A watch commander began working with information police had and identified the 35th Avenue home. After receiving no response to knocks on the door, officers picked the lock and went inside, where they found a bloody scene, Peletta said. Realizing that none of the victims was alive, they backed out and called for homicide investigators.
McCloskey said Sacramento police, working with San Francisco police, were able to locate the suspect, 56-year-old Salvador Vasquez-Oliva, Angelique Vasquez’s husband and the father of their two children.
“We knew it was a very specific, targeted crime … It was not a random act,” McCloskey said. “It was a domestic violence situation.”
He declined to say whether police had previously been called to the house. McCloskey said there was no restraining order against Vasquez-Oliva that he knew of.
Investigators spent four days gathering evidence at the home.
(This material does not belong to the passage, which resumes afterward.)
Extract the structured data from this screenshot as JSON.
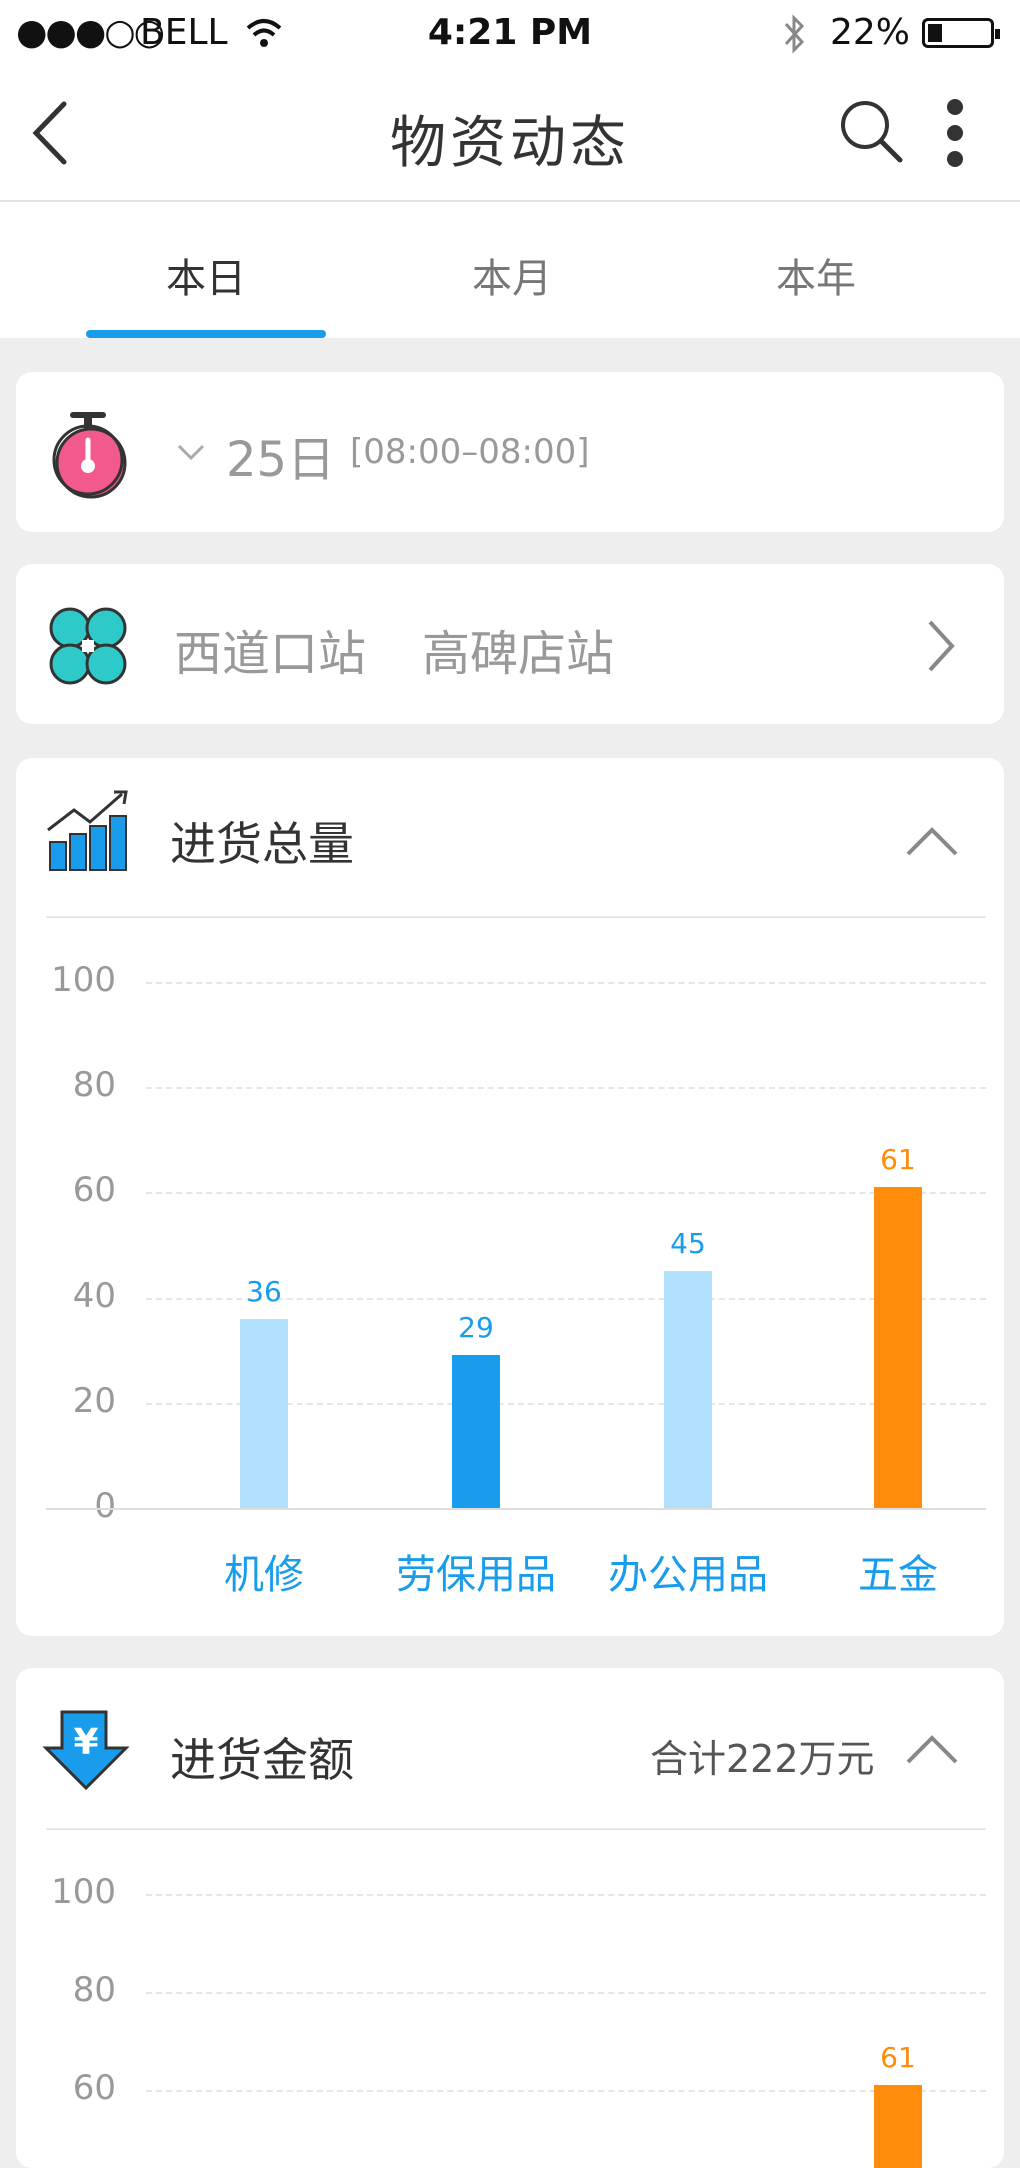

Noting that some people have asked why it took so long, McCloskey said police wanted to be sure they could present the best case.
“I can’t say why this happened,” he said of the slayings. “That will probably be answered in court later.”
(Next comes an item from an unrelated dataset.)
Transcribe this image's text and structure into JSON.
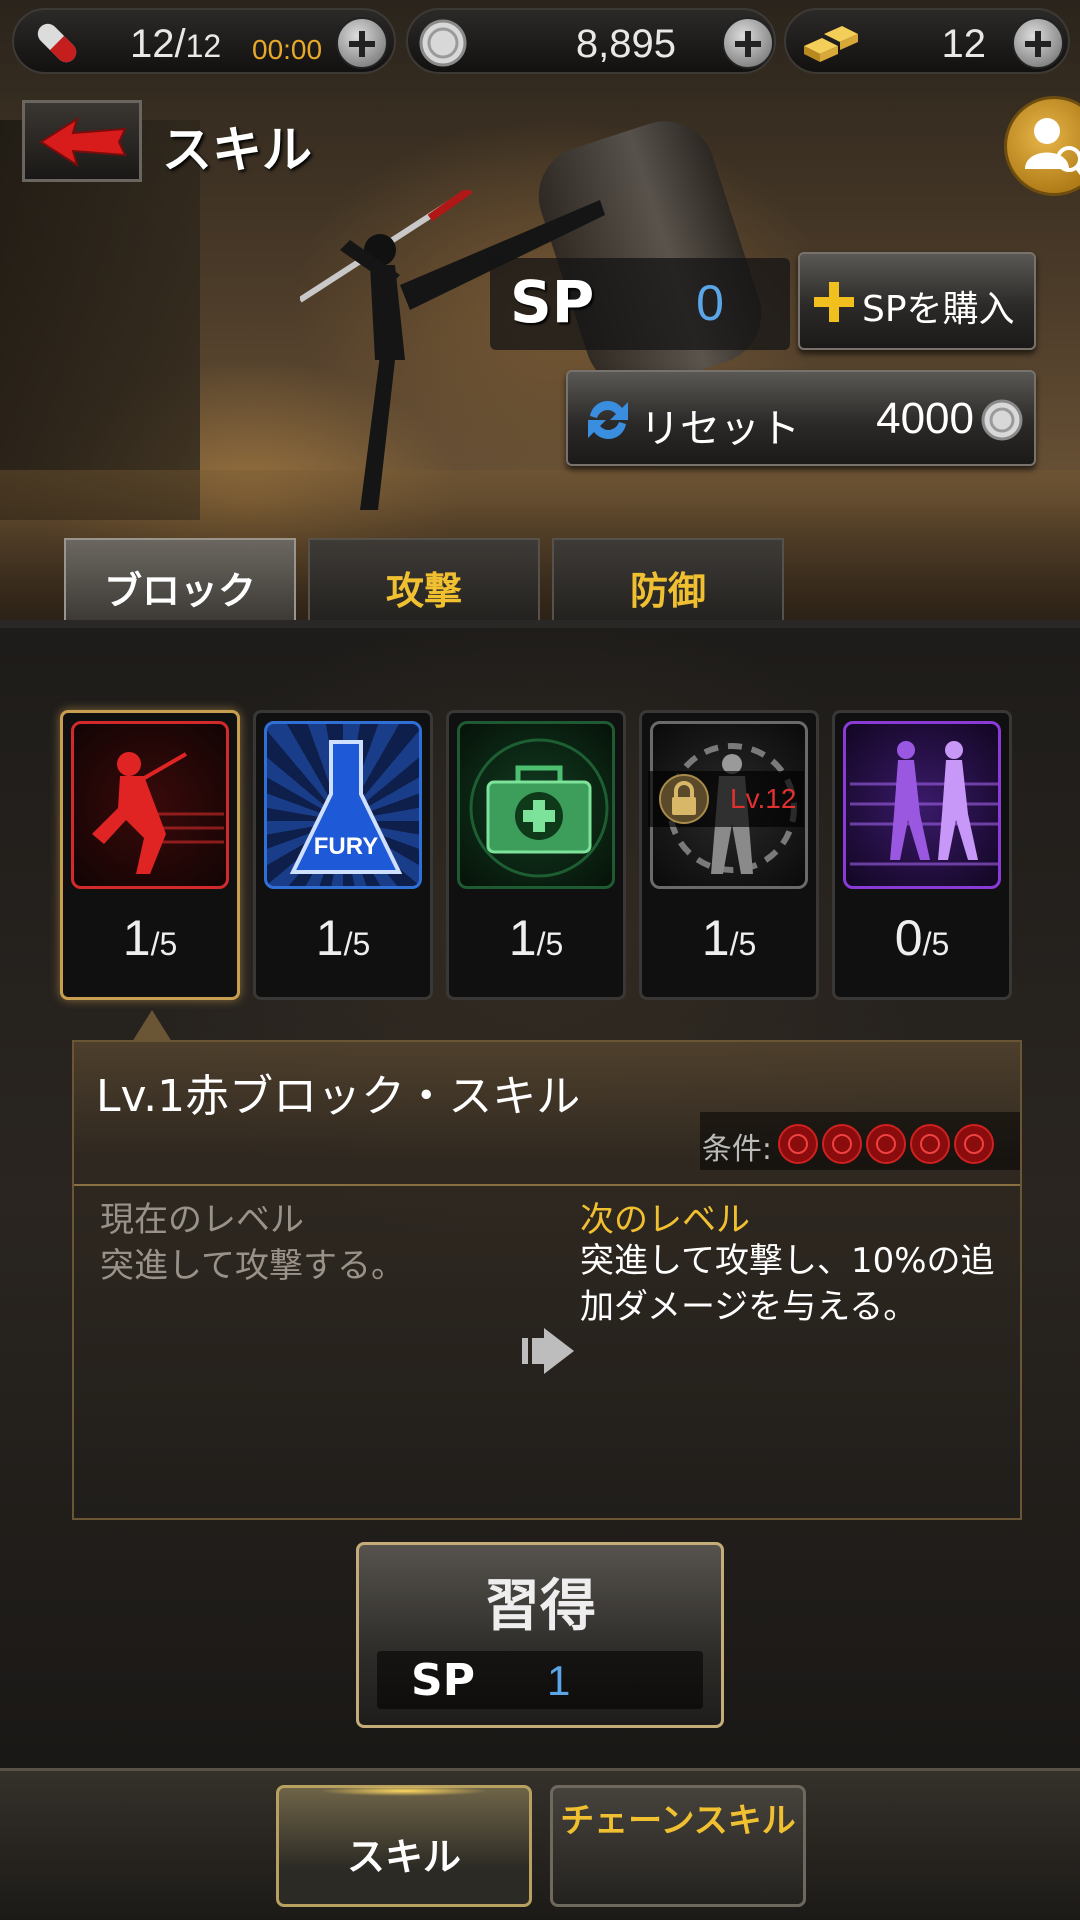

A felony complaint filed by prosecutors in Sacramento Superior Court says Vasquez and the children were killed with a blunt force instrument, and Coleman was killed with a knife.
City leaders and residents held a vigil near the home over the weekend and residents at Wednesday night’s meeting said they would like to offer support to relatives of the victims. Police said the relatives they knew of were all in the Bay Area.
County Supervisor Patrick Kennedy, who represents the South Land Park area, said volunteer chaplains went door-to-door in the neighborhood after the crime was discovered to talk with people and also were on hand Monday at the schools the Vasquez children attended, John Cabrillo Elementary and Sam Brannan Middle School.
Jaime Gerigk of WEAVE – Women Escaping a Violent Environment – attended Wednesday night’s meeting. WEAVE provides services for victims of domestic violence, sexual assault and sex trafficking. She urged anyone in an abusive relationship or who knows someone in an abusive relationship to contact the organization.
Although no place is crime free, Peletta assured South Land Park residents that they live in a relatively safe neighborhood. Crime in the area for the first three months of this year is down 8 percent from the first three months of 2016, he said.